On January 19, 2006, the defendants Daniel B. Reagan and Melissa's Cafe, LLC, filed a motion for summary judgment as to Counts One, Two and Three of the plaintiff's amended complaint dated January 6, 2006. The plaintiff filed an objection to this motion dated February 14, 2006. The defendant's contention is that there is no issue of genuine fact in that Count One which alleges Common Law Negligence, Count Two which alleges Gross Negligence and Count Three which alleges Negligent Supervision are all barred by Public Act 03-91, which amended Connecticut General Statute § 30-102 commonly called the Dram Shop Act. The legislature's action on June 3, 2003 was clearly in response to Craig v. Driscoll, 262 Conn. 343 (2003), where the Connecticut Supreme Court overruled decades of precedent and allowed a common law cause of action of negligence to be maintained against bar owners and their employees.

The plaintiff argues that the defendant's motion for summary judgment should be denied on several grounds. The gravamen of the plaintiff's objection is that Craig v. Driscoll should be applied retroactively and that Public Act 03-91 which bars action of this type based on negligence only applies to cases filed after June 3, 2003.

Pursuant to Connecticut Practice Book § 17-49, summary judgment "shall be rendered forthwith if the pleadings, affidavits and any other proof submitted show that there is no genuine issue as to any material fact that the moving party is entitled to judgment as a matter of law." A material fact is one that will make a difference in the outcome of the case. Yanow v. Teal Industries, Inc., 178 Conn. 262, 268 (1979). Summary judgment should be granted if the "moving party would be entitled to a directed verdict on the same facts." Wilson v. New Haven, 213 Conn. 277, 279-80 (1989). "The motion for summary judgment is designed to eliminate the delay and expense of litigating an issue when there is no real issue to be tried." Id. at 279.

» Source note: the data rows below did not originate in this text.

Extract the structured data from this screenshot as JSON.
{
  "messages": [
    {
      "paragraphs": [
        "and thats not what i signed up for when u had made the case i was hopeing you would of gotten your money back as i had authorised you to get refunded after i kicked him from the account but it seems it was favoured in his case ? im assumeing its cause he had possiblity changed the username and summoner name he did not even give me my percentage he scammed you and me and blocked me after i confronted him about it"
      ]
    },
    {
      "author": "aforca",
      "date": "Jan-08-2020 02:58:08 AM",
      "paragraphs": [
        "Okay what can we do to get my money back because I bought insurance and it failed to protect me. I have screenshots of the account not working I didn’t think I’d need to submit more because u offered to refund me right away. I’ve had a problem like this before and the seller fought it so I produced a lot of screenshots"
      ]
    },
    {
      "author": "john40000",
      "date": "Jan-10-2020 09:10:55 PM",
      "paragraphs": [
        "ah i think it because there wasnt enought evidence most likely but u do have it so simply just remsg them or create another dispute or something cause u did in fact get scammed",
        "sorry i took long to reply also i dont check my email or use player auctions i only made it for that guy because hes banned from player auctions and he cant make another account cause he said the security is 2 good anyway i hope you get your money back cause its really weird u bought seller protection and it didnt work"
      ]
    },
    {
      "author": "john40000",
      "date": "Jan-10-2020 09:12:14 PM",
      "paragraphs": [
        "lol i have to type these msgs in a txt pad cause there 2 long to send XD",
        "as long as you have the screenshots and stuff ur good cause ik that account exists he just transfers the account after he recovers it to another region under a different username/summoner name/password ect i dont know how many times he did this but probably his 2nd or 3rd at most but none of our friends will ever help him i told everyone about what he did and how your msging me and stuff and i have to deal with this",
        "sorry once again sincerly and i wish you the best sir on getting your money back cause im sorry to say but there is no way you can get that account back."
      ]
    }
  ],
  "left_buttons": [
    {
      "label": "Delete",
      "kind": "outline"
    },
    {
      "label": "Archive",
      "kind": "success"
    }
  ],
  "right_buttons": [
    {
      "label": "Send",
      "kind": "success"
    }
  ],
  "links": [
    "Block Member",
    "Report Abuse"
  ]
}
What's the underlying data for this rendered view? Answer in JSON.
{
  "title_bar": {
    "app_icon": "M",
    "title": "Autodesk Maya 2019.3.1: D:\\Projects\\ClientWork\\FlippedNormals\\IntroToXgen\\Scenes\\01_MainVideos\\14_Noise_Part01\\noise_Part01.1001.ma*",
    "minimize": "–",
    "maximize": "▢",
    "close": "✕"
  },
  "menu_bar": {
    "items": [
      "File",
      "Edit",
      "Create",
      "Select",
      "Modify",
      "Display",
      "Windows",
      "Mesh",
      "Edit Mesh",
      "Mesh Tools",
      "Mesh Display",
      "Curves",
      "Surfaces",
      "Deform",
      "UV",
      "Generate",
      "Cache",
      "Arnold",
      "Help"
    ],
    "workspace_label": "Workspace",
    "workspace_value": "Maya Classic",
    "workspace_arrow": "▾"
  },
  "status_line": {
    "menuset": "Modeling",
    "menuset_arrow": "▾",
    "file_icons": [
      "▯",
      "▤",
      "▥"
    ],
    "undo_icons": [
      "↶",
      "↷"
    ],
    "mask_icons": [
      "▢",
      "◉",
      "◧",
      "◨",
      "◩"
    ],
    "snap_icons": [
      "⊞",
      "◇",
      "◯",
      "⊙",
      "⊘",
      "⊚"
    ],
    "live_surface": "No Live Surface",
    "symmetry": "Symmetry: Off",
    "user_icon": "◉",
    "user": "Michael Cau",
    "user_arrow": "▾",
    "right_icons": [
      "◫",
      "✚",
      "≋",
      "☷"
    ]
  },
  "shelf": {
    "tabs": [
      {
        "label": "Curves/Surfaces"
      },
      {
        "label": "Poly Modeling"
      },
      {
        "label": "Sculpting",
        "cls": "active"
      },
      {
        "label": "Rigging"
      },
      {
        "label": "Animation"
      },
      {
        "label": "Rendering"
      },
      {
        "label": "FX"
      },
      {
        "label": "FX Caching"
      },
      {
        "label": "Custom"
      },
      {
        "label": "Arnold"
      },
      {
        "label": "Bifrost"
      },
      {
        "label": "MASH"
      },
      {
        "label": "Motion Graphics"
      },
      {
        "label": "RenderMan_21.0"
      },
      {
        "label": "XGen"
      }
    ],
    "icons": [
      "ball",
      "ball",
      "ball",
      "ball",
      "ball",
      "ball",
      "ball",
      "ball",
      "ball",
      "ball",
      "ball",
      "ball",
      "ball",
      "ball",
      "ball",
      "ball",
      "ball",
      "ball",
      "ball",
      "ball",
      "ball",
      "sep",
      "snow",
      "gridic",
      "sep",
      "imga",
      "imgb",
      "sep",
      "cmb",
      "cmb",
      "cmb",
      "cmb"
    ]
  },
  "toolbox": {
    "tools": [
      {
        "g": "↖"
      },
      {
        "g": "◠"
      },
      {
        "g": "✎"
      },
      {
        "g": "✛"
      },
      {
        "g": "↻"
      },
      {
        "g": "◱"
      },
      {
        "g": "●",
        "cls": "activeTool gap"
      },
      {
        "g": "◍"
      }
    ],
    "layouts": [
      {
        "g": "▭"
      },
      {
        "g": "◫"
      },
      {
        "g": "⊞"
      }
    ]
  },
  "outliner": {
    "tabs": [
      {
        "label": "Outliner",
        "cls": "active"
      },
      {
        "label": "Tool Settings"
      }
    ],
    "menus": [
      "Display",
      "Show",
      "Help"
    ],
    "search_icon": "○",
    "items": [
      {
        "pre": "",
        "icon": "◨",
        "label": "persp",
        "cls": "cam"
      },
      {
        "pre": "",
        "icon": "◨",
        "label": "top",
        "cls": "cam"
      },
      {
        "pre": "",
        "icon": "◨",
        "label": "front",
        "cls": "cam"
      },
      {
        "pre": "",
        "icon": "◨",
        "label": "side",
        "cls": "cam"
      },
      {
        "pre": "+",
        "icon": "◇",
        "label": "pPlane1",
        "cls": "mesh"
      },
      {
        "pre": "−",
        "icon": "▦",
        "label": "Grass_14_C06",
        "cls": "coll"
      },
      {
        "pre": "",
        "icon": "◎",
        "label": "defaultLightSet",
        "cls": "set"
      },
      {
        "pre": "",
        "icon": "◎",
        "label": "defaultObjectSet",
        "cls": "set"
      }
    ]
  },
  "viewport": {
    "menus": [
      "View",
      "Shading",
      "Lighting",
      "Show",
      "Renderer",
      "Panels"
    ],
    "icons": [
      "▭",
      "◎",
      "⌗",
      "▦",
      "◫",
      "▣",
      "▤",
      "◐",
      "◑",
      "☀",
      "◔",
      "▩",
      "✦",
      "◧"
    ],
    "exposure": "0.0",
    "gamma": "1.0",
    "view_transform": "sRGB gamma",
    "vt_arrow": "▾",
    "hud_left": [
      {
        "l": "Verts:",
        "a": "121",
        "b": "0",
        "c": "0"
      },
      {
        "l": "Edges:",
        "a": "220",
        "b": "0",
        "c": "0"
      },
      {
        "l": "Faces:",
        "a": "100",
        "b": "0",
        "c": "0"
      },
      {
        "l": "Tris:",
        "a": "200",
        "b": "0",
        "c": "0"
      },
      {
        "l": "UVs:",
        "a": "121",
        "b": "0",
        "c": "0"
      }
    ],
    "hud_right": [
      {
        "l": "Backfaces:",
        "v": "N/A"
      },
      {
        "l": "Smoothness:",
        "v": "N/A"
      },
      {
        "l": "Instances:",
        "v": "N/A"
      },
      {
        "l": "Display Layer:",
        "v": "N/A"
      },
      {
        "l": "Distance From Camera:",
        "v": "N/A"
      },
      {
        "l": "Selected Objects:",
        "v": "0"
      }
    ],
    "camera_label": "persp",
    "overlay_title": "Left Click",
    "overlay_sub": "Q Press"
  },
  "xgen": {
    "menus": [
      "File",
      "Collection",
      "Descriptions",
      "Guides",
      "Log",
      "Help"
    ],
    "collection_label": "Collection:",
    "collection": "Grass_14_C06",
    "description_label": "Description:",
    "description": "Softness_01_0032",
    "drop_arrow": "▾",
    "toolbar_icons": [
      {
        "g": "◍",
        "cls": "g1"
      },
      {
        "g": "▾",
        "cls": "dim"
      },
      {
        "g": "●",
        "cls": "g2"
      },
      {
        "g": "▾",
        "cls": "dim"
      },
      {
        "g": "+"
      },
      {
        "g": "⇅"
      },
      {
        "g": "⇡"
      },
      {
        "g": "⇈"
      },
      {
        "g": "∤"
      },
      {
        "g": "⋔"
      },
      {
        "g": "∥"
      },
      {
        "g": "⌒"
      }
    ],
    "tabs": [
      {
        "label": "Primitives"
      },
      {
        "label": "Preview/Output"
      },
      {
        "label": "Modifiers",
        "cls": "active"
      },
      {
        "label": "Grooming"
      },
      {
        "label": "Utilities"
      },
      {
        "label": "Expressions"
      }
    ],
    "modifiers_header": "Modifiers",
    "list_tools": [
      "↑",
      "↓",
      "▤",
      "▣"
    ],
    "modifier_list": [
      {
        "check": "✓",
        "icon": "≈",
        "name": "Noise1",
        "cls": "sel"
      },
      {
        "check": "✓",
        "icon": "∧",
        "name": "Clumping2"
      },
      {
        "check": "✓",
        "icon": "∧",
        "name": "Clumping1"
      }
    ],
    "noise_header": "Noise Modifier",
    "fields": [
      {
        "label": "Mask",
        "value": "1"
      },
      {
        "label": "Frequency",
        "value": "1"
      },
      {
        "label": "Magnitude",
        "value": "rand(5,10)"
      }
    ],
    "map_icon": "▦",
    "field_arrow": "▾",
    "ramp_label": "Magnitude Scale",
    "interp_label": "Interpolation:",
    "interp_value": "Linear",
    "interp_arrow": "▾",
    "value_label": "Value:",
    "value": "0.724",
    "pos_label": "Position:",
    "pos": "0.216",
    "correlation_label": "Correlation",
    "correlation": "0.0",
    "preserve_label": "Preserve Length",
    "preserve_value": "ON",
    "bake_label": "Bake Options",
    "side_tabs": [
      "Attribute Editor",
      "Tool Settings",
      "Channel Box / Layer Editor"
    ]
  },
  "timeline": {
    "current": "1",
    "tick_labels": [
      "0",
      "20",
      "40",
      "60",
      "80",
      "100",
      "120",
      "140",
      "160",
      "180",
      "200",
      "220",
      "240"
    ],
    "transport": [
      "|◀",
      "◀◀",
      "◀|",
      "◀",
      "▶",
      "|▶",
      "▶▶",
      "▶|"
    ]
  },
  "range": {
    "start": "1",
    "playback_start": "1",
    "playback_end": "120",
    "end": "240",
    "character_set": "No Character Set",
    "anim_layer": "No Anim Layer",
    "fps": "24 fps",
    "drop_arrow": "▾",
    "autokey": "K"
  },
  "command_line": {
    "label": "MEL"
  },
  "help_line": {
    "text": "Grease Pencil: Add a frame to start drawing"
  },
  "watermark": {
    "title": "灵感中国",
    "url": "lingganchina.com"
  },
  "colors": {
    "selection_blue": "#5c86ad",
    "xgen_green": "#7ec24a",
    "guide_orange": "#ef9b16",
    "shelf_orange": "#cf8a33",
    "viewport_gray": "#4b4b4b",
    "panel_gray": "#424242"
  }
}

"The party seeking summary judgment has the burden of showing the absence of any genuine issue as to all the material facts which, under applicable principles of substantive law, entitled [that party] to a judgment as a matter of law." (Internal quotation marks omitted.) Suarez v. Dickmont Plastics Corp., 229 Conn. 99, 105 (1994). "Although the moving party has the burden of presenting evidence that shows the absence of any genuine issue of material fact, the opposing party must substantiate its adverse claim with evidence disclosing the existence of such an issue." Haesche v. Kissner, 229 Conn. 213, 217 (1994) "Mere assertions of fact . . . are insufficient to establish the existence of a material fact and, therefore, cannot refute evidence properly presented to the court." Bartha v. Waterbury House Wrecking Co., Inc., 190 Conn. 8, 12 (1983).

As to the retroactivity of Craig, no appellate court decision has been issued but several Superior Courts have had the opportunity to discuss the issue. This court, after reviewing the cases submitted and the argument of counsel, agrees with line of cases that have found that Craig, should not be applied retroactively. In particular the court adopts the reasoning of Moraghan, JTR found in Stavola v. Costa, CV03-0350462S Judicial District of Danbury, (Jan. 18, 2005) 38 Conn. L. Rptr. 530. The court further finds that the substantive rights of the plaintiff were established on the date of the incident, Champagne v. Raybestos-Manhattan Inc., 212 Conn. 509, 520-21 (1989), in this case April 19, 2000. Since no common law cause of action for negligence existed in April 2000 and the Connecticut legislature has specifically prohibited by Public Act 03-91 a cause of action based on negligence, the court finds that no factual issue exists. The plaintiff is clearly barred from pursuing an action based on common law negligence. The plaintiff's motion for summary judgment as to Counts One and Two of the amended complaint is granted.

As to Count Three which alleges negligent supervision which is not dependent on intoxication, the court finds there is a genuine issue of material fact as to the whether the defendants breached a duty owed to a patron of the cafe. The defendants' motion for summary judgment as to count three is denied.